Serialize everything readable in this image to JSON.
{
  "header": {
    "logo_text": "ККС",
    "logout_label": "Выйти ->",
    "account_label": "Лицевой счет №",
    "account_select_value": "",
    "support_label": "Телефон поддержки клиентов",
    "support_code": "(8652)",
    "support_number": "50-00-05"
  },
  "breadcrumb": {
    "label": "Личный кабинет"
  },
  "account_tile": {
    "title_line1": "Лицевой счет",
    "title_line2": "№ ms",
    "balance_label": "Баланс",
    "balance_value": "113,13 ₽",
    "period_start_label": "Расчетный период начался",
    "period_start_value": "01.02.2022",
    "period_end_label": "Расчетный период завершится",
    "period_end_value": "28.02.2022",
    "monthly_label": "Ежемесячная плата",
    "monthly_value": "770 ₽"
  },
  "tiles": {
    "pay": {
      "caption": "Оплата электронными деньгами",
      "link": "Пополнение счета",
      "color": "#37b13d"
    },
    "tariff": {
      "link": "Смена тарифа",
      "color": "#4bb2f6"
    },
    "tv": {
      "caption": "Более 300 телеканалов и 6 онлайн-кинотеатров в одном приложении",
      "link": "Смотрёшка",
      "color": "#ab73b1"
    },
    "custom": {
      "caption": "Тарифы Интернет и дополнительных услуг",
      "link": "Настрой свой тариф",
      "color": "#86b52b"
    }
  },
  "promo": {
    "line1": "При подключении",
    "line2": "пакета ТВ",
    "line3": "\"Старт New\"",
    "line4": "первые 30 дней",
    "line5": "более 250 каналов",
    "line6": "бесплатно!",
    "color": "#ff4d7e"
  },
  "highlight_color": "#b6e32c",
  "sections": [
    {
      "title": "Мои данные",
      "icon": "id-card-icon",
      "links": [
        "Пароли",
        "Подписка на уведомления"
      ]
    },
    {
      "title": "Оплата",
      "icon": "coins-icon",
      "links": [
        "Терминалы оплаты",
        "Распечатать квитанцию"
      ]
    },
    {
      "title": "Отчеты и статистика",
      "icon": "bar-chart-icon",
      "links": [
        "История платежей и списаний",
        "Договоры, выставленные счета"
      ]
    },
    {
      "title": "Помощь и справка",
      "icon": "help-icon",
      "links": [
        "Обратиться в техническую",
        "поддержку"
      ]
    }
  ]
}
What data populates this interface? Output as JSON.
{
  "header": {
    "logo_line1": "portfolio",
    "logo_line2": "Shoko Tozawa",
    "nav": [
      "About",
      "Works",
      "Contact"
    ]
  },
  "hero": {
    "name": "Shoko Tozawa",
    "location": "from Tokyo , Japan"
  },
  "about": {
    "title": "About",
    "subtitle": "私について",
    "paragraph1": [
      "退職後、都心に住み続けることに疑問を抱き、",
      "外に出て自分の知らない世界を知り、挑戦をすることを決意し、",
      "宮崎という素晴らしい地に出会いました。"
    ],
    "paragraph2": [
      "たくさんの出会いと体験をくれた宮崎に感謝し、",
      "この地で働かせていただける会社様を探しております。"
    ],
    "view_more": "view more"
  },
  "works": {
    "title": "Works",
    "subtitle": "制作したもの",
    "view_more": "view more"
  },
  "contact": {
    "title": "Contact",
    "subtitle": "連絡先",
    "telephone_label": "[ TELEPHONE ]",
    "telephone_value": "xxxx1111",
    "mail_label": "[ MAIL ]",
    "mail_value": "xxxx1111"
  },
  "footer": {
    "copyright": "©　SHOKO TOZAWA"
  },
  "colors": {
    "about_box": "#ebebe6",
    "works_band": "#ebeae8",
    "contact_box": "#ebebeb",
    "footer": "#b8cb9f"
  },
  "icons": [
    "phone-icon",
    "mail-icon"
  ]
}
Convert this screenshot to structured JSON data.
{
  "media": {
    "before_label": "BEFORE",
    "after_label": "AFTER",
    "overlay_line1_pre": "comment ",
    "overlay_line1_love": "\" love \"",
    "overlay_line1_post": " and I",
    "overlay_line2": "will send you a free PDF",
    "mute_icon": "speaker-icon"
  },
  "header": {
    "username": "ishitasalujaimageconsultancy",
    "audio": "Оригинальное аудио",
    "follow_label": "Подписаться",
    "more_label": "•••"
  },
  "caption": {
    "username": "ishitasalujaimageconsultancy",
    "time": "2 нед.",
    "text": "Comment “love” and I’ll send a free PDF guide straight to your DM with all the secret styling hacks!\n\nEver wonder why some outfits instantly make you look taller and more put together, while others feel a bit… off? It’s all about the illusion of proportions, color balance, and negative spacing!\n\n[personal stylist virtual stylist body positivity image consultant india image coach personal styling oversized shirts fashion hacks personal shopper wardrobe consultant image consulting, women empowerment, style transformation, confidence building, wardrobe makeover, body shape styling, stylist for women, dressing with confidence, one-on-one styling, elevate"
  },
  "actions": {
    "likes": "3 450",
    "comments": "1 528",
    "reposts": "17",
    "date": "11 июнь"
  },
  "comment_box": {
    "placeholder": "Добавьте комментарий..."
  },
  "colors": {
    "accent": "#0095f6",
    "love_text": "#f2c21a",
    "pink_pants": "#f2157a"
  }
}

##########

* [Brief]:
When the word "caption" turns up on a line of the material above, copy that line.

* [The answer]:
      "caption": "Оплата электронными деньгами",
      "caption": "Более 300 телеканалов и 6 онлайн-кинотеатров в одном приложении",
      "caption": "Тарифы Интернет и дополнительных услуг",
  "caption": {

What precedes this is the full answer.